Task requirements
Repeat the lines below exactly as they appear, but leave out the images.

Supplied entries
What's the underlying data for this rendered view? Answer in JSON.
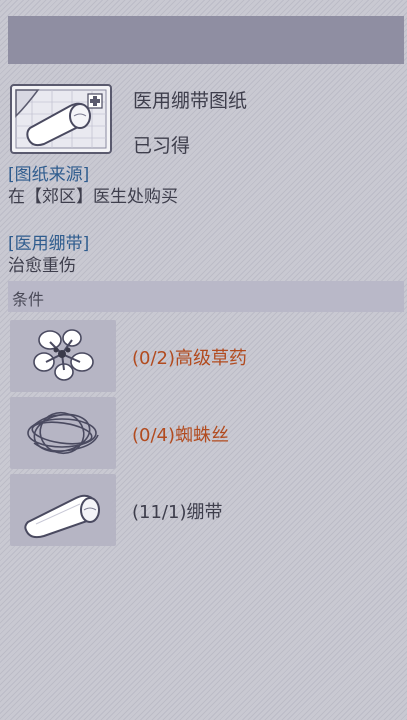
{
  "blueprint": {
    "title": "医用绷带图纸",
    "status": "已习得",
    "icon": "bandage-blueprint-icon"
  },
  "source": {
    "heading": "[图纸来源]",
    "text": "在【郊区】医生处购买"
  },
  "product": {
    "heading": "[医用绷带]",
    "text": "治愈重伤"
  },
  "conditions": {
    "heading": "条件",
    "items": [
      {
        "label": "(0/2)高级草药",
        "icon": "herb-icon",
        "have": 0,
        "need": 2,
        "color": "#b24b1f"
      },
      {
        "label": "(0/4)蜘蛛丝",
        "icon": "spider-silk-icon",
        "have": 0,
        "need": 4,
        "color": "#b24b1f"
      },
      {
        "label": "(11/1)绷带",
        "icon": "bandage-icon",
        "have": 11,
        "need": 1,
        "color": "#3e3e4c"
      }
    ]
  },
  "colors": {
    "accent_heading": "#2f5c8e",
    "lacking": "#b24b1f",
    "panel": "#8f8ea2"
  }
}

Completed exercise
What's the underlying data for this rendered view? Answer in JSON.
{
  "blueprint": {
    "title": "医用绷带图纸",
    "status": "已习得",
    "icon": "bandage-blueprint-icon"
  },
  "source": {
    "heading": "[图纸来源]",
    "text": "在【郊区】医生处购买"
  },
  "product": {
    "heading": "[医用绷带]",
    "text": "治愈重伤"
  },
  "conditions": {
    "heading": "条件",
    "items": [
      {
        "label": "(0/2)高级草药",
        "icon": "herb-icon",
        "have": 0,
        "need": 2,
        "color": "#b24b1f"
      },
      {
        "label": "(0/4)蜘蛛丝",
        "icon": "spider-silk-icon",
        "have": 0,
        "need": 4,
        "color": "#b24b1f"
      },
      {
        "label": "(11/1)绷带",
        "icon": "bandage-icon",
        "have": 11,
        "need": 1,
        "color": "#3e3e4c"
      }
    ]
  },
  "colors": {
    "accent_heading": "#2f5c8e",
    "lacking": "#b24b1f",
    "panel": "#8f8ea2"
  }
}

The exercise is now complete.